Craig Walters is concerned if the provincial government implements a new generic drug policy, his business might have to close its doors.
Craig Walters, pharmacist and owner of Valley Pharmacy in the Codroy Valley, holds a petition to save independent pharmacies. Small, independent pharmacies are concerned their businesses won’t be viable if the provincial government implements a new generic drug policy. Submitted photo
As owner of Valley Pharmacy a small, independent pharmacy in the Codroy Valley, he’s not alone.
The government of Newfoundland and Labrador is looking at implementing a new generic drug pricing policy. Small, independent pharmacies are concerned such a policy might put them out of business.
Mr. Walters said the Council of Independent Community Pharmacy Owners (CICPO) wants pharmacies to stay viable.
According to a Department of Health and Community Services press release, the generic drug-pricing model the government is considering would “ensure the people of Newfoundland and Labrador get the best price possible for prescriptions.”
When a brand comes off patent, pharmacies can get a number of generic brands of the same drug for 75 per cent of the brand price or less.
Pharmacists get professional allowances (rebates) from manufacturers for stocking a particular generic brand.
“Under generic drug pricing models we have studied in other provinces in Canada, these professional allowances have been either significantly reduced by generic drug manufacturers or, in the case of Ontario, outlawed,” said Health Minister Jerome Kennedy in a press release.
Minister Kennedy said the government recognizes for smaller independent organizations to stay viable, they will need other sources of revenue to replace the rebates. He said the government is exploring several options, including increasing dispensing fees.
“We depend on these rebates for our day-to-day operations, and without them, a lot of us are going to find it hard,” said Mr. Walters.
He said CICPO isn’t looking for increases. Rather, it wants to work with the government to form a business model that will work for all independent pharmacies and save the government money.
The Council of Independent Community Pharmacy Owners wants to negotiate directly with the government on the policy, but Minister Kennedy has said he will only negotiate with the Pharmacists Association of Newfoundland and Labrador (PANL). By law, all pharmacists must be members of the association.
The Pharmacists Association of Newfoundland and Labrador represents pharmacists and the pharmacy profession, said Sue Kelland-Dyer, the executive director of CICPO.
“It’s absolutely impossible to have an employee organization (PANL) that’s there for the advocacy of the profession, step in and play a role in negotiating for a business that they have no involvement in,” she said.
Six hundred and sixty pharmacists are registered under PANL, and 75 of those pharmacists are owners, said Mrs. Kelland-Dyer.
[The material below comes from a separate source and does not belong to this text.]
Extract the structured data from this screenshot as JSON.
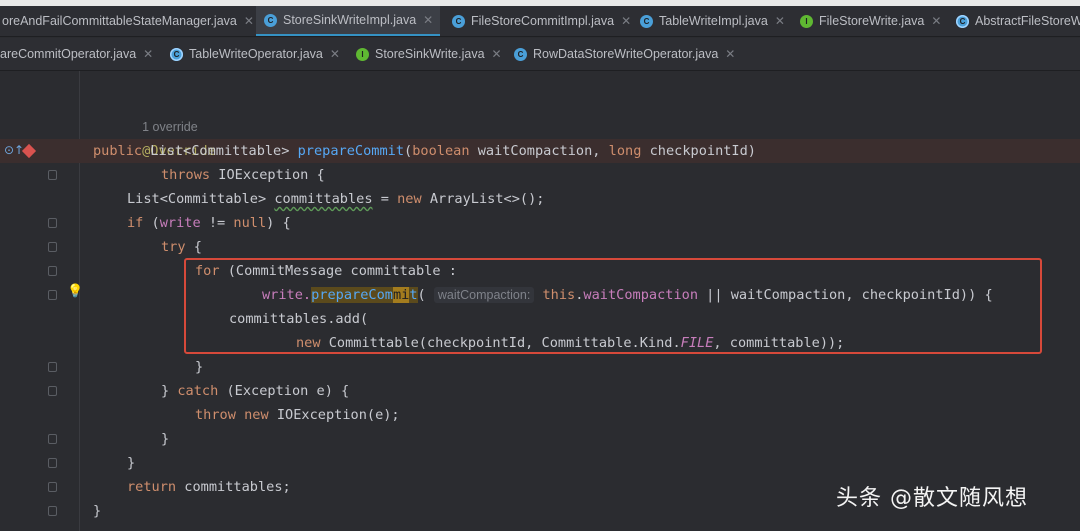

According to the province, CICPO has a seat at the negotiating table but refuses to fill it.
Mr. Walters said if the government implements a new policy, Valley Pharmacy will have trouble keeping its doors open.
“(The revenue) is used to pay our staff, it’s used to pay our bills (and) it’s used to bring in the inventory.”
He said the revenue has to be replaced somehow.
“We either have to increase our prices to the customer or we shut our doors,” he said.
In an email response to The Gulf News, the province said, “no patient will pay more for their prescription medications as a result of the introduction of a new generic drug pricing policy in Newfoundland and Labrador.”
- With files from The Telegram